There is a devious simplicity to President Donald Trump's latest strategy to boost Republicans in the coming midterms: He's making up a nonexistent plan to give the middle class a big new tax cut.
As disturbing as it is to be reminded we have a president willing to casually lie to America, it's telling that this strategy tacitly acknowledges the tax cut Republicans passed earlier wasn't actually for the middle class. Otherwise, why this 11th-hour fabrication about a new one?
In light of this, it's fair to ask Republican congressional candidates to explain why the promised wage hikes that the tax cuts were supposed to bring to working Americans haven't materialized. It's also fair to ask whether they're OK with a president being so mendacious in service to their campaigns.
When Republicans pushed through their $1.5 trillion tax cut last year, they said the windfall that the wealthy and corporations were getting would help everyone, creating more jobs and raising wages.
The promise of lower unemployment was a safe bet, tax cut or not, because unemployment was already dropping steadily, as it had been for years beginning in the Obama-era recovery. But with wages stagnant, the promise of raising them was a bright spot.
Working-class Americans are still waiting. Instead of using their tax breaks to significantly hike wages, corporations have made record stock buybacks, mostly benefiting the corporations and their investors. What modest wage hikes have come have been mostly offset by inflation.
Americans have figured this out; the tax cuts are stubbornly unpopular. No wonder Republican candidates who'd planned to make those cuts central to their campaigns are hardly talking about them now.
That kind of gear-shifting is a normal way of dealing with a campaign theme that didn't work out. But America's consistently abnormal president came up with another approach: just make up a new tax cut.
On Monday, Trump made an off-the-cuff announcement of "a very major tax cut for middle-income people" of "about 10 percent." Significantly, he stressed that "this is not for business, this is for middle income" — a virtual confession about what the first one was, and wasn't. He said it will start moving "sometime just prior to November."
That would be interesting, since Congress is out until after the Nov. 6 elections.

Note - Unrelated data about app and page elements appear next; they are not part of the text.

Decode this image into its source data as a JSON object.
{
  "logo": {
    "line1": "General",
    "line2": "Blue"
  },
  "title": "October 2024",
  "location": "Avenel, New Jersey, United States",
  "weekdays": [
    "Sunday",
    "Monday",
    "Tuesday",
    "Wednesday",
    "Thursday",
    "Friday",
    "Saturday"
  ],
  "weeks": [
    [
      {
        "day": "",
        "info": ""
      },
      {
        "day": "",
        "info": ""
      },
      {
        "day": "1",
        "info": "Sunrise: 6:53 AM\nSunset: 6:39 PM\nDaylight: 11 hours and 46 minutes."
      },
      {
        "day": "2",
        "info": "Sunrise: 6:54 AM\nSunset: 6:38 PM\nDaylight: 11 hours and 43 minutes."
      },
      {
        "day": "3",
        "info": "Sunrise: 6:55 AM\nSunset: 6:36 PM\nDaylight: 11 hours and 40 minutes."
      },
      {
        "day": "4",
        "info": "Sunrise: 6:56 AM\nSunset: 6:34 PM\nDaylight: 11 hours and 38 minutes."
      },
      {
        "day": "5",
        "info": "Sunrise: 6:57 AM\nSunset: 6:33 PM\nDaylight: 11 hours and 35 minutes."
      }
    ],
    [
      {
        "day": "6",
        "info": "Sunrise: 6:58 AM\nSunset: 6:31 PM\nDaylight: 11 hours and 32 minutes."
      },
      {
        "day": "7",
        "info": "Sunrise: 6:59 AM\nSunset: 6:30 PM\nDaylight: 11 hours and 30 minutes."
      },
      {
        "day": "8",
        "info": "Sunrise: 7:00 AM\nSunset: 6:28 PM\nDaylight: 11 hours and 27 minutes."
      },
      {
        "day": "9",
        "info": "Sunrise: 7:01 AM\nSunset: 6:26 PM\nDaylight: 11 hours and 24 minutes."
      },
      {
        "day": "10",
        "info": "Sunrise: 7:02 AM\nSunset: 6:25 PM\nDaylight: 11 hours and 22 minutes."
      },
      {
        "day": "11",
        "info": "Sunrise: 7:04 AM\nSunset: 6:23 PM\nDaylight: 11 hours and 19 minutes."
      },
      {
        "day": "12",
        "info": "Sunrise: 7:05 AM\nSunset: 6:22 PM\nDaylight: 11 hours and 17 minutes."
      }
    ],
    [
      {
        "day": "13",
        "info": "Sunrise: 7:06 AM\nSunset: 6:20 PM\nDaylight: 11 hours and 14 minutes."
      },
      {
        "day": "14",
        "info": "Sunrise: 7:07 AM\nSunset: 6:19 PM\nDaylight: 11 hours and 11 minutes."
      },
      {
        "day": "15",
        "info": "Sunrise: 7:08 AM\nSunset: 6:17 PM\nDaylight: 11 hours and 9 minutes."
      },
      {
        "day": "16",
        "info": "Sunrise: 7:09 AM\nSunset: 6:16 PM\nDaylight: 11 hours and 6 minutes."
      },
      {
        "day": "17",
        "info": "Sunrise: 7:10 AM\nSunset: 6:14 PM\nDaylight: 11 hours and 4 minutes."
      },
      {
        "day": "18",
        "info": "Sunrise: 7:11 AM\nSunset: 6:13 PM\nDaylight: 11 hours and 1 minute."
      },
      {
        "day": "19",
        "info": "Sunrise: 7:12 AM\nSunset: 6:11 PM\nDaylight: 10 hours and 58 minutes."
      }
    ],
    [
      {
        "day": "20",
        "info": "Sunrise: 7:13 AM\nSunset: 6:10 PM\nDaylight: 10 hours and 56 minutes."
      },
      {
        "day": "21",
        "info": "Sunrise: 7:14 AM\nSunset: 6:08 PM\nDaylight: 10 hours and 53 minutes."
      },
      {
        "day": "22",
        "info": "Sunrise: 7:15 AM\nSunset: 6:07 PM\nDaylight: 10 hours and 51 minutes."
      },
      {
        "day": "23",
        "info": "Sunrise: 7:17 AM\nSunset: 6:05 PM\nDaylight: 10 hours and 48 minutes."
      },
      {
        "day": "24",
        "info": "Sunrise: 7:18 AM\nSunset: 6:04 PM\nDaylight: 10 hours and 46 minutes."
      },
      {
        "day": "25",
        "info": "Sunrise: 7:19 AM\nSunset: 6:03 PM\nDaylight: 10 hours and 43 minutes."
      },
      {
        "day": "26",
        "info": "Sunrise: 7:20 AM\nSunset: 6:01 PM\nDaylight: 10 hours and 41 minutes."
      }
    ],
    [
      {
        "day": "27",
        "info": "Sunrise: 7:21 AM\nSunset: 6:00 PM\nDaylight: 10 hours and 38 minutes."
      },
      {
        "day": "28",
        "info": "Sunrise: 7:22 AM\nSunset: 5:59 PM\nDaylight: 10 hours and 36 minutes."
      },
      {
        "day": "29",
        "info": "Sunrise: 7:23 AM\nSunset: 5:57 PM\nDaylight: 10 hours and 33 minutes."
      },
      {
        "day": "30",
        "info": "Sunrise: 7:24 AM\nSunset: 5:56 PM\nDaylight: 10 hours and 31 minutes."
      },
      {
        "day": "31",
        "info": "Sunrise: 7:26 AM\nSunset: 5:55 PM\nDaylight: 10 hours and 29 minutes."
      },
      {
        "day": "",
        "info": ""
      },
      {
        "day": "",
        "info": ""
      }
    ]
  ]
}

Also, Trump didn't say how he'd pay for a massive cut when the deficit is already ballooning because of the first cut. Also, no one in Washington seems to know what he's talking about.
A president infamous for making things up has done it anew to give GOP congressional candidates something to dangle in front of voters. Those voters should keep in mind what such a tactic says about the real-life tax plan they already passed — and about the president most of those candidates enable.
REPRINTED FROM THE ST. LOUIS POST-DISPATCH